  3. Interference: Another common violation is when employers interfere with your FMLA leave, such as restricting your work or pressuring you to return to work before the approved period ends. Employers are prohibited from interfering with, restraining, or denying the exercise of your FMLA rights.

  4. Failure to Notify: Employers are responsible for informing you about your FMLA rights, and their failure to do so is a violation. This includes providing employees with a notice of eligibility, rights, and responsibilities related to their leave request.

  5. Inadequate Designation of Leave: An employer must designate the time off as FMLA-protected leave after being informed. If they fail to do this or improperly classify your leave, it can lead to issues with job protection and unpaid benefits.
  6. Failure to Provide an Equivalent Job: When an employee returns from FMLA leave, they must be reinstated to the same or an equivalent job, including benefits and pay.

If you suspect a violation, it’s important to gather documentation and evidence, as it can help in case you decide to take legal action. This includes records of communication with your employer, medical certifications, and documentation of attempts to exercise FMLA rights. For more information on identifying FMLA violations, consult discrimination and harassment lawyers at Waltman Employment Law. 

Waltman Employment Law: Your Ally

At Waltman Employment Law, we understand the challenges employees face when dealing with Family and Medical Leave Act violations by employers. As a Super Lawyers Rising Star, Rick Waltman understands the nuances of employment law and is always ready to take action against violations. Our mission is to stand up for employees wronged by abusive, non-compliant workplaces. We have the experience, devotion, and prowess to succeed against such retaliation. The process of navigating FMLA regulations, including the role of the Wage and Hour Division and employee rights under the statute, is complex. As your allies, we are committed to:

  1. Guiding you through the maze of FMLA laws
  2. Helping you understand your rights as an eligible employee
  3. Designing a tailored legal strategy
  4. Carefully analyzing your circumstances

Our transition from defending corporations to championing employee rights demonstrates our dedication to fairness and empathy. With us by your side, you can confidently rely on our legal acumen to advocate for your rights.
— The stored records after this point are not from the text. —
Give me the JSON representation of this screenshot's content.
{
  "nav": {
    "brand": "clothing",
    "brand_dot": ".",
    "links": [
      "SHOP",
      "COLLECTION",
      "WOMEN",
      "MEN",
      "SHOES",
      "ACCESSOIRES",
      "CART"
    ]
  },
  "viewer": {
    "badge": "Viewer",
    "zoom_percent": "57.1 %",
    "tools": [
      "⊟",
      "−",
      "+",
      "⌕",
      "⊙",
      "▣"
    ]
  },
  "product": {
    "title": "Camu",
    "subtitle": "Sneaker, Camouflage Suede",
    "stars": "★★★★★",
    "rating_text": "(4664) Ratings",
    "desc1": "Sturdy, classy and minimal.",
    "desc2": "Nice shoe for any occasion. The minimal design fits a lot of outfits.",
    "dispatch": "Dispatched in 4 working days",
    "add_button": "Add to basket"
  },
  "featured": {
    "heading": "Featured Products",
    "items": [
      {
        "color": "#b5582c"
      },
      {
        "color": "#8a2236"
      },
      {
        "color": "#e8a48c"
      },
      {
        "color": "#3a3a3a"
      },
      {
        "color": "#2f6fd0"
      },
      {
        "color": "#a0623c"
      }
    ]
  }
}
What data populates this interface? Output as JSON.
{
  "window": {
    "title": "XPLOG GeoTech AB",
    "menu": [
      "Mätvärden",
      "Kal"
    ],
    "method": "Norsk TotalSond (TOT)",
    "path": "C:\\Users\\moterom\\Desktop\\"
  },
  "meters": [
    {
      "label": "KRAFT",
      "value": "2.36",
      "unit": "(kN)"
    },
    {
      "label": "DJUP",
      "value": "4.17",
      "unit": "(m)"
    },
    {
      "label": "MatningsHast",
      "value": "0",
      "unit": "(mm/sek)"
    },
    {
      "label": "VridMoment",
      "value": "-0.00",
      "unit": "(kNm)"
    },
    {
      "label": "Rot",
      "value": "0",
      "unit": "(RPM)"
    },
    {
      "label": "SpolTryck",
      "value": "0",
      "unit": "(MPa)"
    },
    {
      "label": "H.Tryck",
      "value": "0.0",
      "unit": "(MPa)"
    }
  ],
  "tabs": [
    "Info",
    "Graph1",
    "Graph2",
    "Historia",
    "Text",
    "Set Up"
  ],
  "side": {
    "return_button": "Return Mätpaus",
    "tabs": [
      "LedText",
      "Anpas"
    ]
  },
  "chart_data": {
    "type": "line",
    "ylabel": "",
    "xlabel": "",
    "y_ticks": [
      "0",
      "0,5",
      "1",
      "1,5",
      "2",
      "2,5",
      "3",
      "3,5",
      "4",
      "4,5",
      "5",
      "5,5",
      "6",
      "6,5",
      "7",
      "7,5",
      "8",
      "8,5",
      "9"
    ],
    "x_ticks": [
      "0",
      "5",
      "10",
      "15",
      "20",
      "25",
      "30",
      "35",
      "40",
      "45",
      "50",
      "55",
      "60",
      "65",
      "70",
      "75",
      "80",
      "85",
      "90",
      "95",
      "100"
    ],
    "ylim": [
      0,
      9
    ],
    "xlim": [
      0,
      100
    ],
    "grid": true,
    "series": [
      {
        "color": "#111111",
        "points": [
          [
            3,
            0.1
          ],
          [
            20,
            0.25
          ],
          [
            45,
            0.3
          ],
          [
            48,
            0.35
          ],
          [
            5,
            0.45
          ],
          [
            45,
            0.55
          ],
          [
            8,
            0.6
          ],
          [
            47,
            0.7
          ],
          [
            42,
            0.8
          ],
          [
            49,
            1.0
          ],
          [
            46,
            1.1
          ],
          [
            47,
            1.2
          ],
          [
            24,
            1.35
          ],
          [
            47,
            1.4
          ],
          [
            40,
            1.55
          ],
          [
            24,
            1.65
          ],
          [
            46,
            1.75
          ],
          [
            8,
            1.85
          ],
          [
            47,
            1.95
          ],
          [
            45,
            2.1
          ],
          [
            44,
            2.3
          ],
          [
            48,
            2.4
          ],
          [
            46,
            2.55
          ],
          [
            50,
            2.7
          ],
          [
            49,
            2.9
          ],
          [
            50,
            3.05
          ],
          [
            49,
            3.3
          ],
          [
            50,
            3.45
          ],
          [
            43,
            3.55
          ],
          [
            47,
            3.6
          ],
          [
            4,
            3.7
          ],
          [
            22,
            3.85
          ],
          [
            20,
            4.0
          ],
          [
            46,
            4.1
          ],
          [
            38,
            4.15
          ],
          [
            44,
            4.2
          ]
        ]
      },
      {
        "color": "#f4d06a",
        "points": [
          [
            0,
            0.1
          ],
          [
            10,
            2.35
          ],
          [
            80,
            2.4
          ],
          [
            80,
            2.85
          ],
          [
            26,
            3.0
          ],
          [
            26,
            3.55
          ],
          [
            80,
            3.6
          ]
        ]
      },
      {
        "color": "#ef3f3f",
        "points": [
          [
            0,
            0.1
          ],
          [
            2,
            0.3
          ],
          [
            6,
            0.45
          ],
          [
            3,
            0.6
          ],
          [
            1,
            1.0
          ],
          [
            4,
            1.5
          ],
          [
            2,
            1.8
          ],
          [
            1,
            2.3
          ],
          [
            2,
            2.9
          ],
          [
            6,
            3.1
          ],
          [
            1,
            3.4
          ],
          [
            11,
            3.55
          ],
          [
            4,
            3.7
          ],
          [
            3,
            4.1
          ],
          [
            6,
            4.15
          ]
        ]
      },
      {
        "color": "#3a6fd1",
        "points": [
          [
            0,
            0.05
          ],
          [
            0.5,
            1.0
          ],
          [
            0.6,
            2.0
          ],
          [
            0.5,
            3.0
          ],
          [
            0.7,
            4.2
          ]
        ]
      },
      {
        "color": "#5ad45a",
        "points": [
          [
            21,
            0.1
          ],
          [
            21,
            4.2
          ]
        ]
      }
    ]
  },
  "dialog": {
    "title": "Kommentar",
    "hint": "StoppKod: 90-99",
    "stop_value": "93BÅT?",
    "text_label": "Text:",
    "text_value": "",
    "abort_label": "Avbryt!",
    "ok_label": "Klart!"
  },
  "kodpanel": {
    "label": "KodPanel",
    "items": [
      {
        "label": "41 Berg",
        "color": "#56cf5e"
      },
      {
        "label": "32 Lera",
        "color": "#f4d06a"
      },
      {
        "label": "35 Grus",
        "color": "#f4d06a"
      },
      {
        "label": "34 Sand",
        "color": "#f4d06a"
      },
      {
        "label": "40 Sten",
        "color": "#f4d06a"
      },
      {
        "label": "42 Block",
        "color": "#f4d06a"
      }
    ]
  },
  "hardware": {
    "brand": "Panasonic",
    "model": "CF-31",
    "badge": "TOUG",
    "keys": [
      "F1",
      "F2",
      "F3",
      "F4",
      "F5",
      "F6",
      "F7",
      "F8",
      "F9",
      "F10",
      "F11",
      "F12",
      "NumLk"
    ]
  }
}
Every employee deserves to exercise their right to job-protected leave, be it dealing with a serious health condition or attending to family and medical reasons. Our team has the necessary know-how to tackle public agencies, private-sector employers, and other organizations violating your rights under the FMLA. Be it fighting for a reduced leave schedule or upholding your right for military caregiver leave, trust our personalized approach to the litigation process.

When it comes to FMLA protections, our diverse experience enables us to tackle challenges, such as:

  • Ensuring an employee’s right to return to work
  • Protecting against employee discrimination or retaliation
  • Securing accrued paid leave provisions
  • Upholding FMLA entitlements for key employees and qualifying exigencies

Don’t hesitate to reach out to Waltman Employment Law for FMLA-related issues. We invite you to contact us and schedule a consultation. Let us be your ally in fighting workplace injustices and securing the FMLA benefits you deserve.